As Told by Teachers. I will often use read one of these stories in class – after informing them that there will be a quiz about it after we had read it. As such, what I get is rapt attention being paid to a piece of fiction that might otherwise have been half-heartedly semi-digested. If my class was a meal, it turns from sprouts and cabbage to chicken and chips in an instant.
There’s a certain psychology behind this, of course. Researchers long ago pointed out that when a test is expected then learners pay greater and closer attention to what will be tested. If students expect a regular quiz, then performance is also enhanced so I try to do one in at least one of the two weekly English classes I get with a group. I did a quick calculation last year and the quizzes I did based on the anthology mentioned above led to 10,000 words being read and (I hope) closely scrutinized by my learners. I always smile inwardly when a student asks “Are we having a quiz today?” in anticipation of a positive response. It makes reading for retrieving information an almost Pavlovian reflex.

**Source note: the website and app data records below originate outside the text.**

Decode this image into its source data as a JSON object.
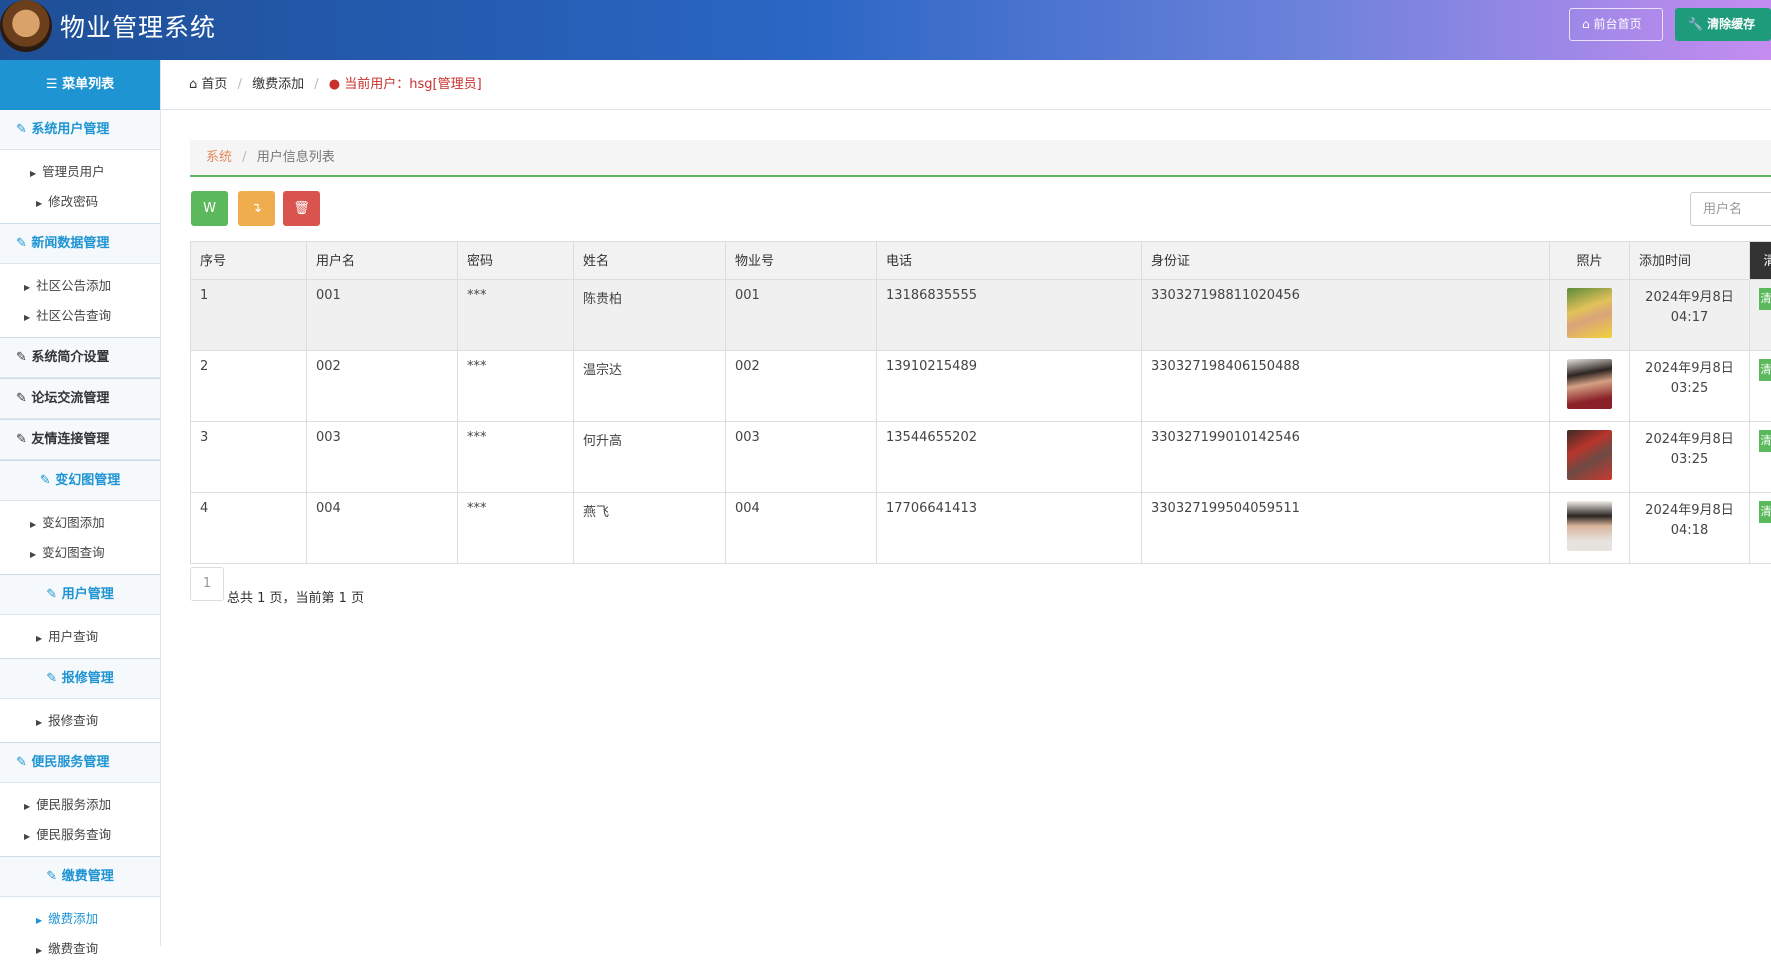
{
  "header": {
    "title": "物业管理系统",
    "front_btn": "前台首页",
    "clear_btn": "清除缓存"
  },
  "sidebar": {
    "head": "菜单列表",
    "groups": [
      {
        "title": "系统用户管理",
        "items": [
          "管理员用户",
          "修改密码"
        ]
      },
      {
        "title": "新闻数据管理",
        "items": [
          "社区公告添加",
          "社区公告查询"
        ]
      },
      {
        "title": "系统简介设置",
        "items": []
      },
      {
        "title": "论坛交流管理",
        "items": []
      },
      {
        "title": "友情连接管理",
        "items": []
      },
      {
        "title": "变幻图管理",
        "items": [
          "变幻图添加",
          "变幻图查询"
        ]
      },
      {
        "title": "用户管理",
        "items": [
          "用户查询"
        ]
      },
      {
        "title": "报修管理",
        "items": [
          "报修查询"
        ]
      },
      {
        "title": "便民服务管理",
        "items": [
          "便民服务添加",
          "便民服务查询"
        ]
      },
      {
        "title": "缴费管理",
        "items": [
          "缴费添加",
          "缴费查询"
        ]
      }
    ]
  },
  "breadcrumb": {
    "home": "首页",
    "page": "缴费添加",
    "user": "当前用户：hsg[管理员]"
  },
  "panel": {
    "crumb_sys": "系统",
    "crumb_page": "用户信息列表"
  },
  "search": {
    "placeholder": "用户名"
  },
  "table": {
    "headers": [
      "序号",
      "用户名",
      "密码",
      "姓名",
      "物业号",
      "电话",
      "身份证",
      "照片",
      "添加时间"
    ],
    "op_header": "清",
    "op_label": "清",
    "rows": [
      {
        "no": "1",
        "username": "001",
        "password": "***",
        "name": "陈贵柏",
        "property_no": "001",
        "phone": "13186835555",
        "id_card": "330327198811020456",
        "date": "2024年9月8日",
        "time": "04:17"
      },
      {
        "no": "2",
        "username": "002",
        "password": "***",
        "name": "温宗达",
        "property_no": "002",
        "phone": "13910215489",
        "id_card": "330327198406150488",
        "date": "2024年9月8日",
        "time": "03:25"
      },
      {
        "no": "3",
        "username": "003",
        "password": "***",
        "name": "何升高",
        "property_no": "003",
        "phone": "13544655202",
        "id_card": "330327199010142546",
        "date": "2024年9月8日",
        "time": "03:25"
      },
      {
        "no": "4",
        "username": "004",
        "password": "***",
        "name": "燕飞",
        "property_no": "004",
        "phone": "17706641413",
        "id_card": "330327199504059511",
        "date": "2024年9月8日",
        "time": "04:18"
      }
    ]
  },
  "pagination": {
    "current": "1",
    "info": "总共 1 页，当前第 1 页"
  },
  "colors": {
    "accent": "#1f94d2",
    "success": "#5cb85c",
    "warning": "#f0ad4e",
    "danger": "#d9534f",
    "user_red": "#c9302c"
  }
}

I often do something really sneaky, too. If I have done a quiz on a particular story or text one week, then I will focus on a paragraph or two from that text the week after, focusing on language or structure or the attitude of the writer - you name it. The students have already read the text once, have answered questions about it and are much better prepared (and willing it seems) to respond in writing to elements contained within it than if I used a fresh text. So, recycling works in English classes too!
It’s not just the teacher that benefits from quizzes – learners too can get a better idea about how well they understood or have been able to apply something. I’ve seen quizzes motivate students to “go back to the drawing board” so that they can do better when the similar content comes up in a future quiz. It allows learners to informally build up their awareness of their strengths and weaknesses – and many do act on this awareness. Not that I can get my lot to translate these insights into meaningful targets, of course...
So awareness of subject can be heightened, I try to ensure that the quizzes I create are specific to assessment objectives (or their elements) in order to avoid a scattergun approach which isn’t really much good for anyone and relegates the quiz fully in to the “just for fun” category. So, for one text I will create a quiz around the language that is used, in another it will be the structure of the text - and so on. Random question quizzes can be fun but if I want to see how my learners are doing with a particular skill then I have to be very specific in the kind of questions I ask. Common sense, I know, but the temptation is always there to splice in a question about language into a structure quiz – and that can lead to learners confusing the two when we get to exam response practice.
I guess this all leads me on to a plug for the VLE. We have created a stack of quizzes on there – both for weekly collective challenges on Kahoot and for individual students to use on the site (mostly the latter). These quizzes encourage students to attempt them more than once with feedback on each question. They, too, demand some reading before they can be attempted and instead of getting a kit-kat as they might in class, learners get a silly badge – you can see some examples opposite.
Did I mention that quizzes are fun?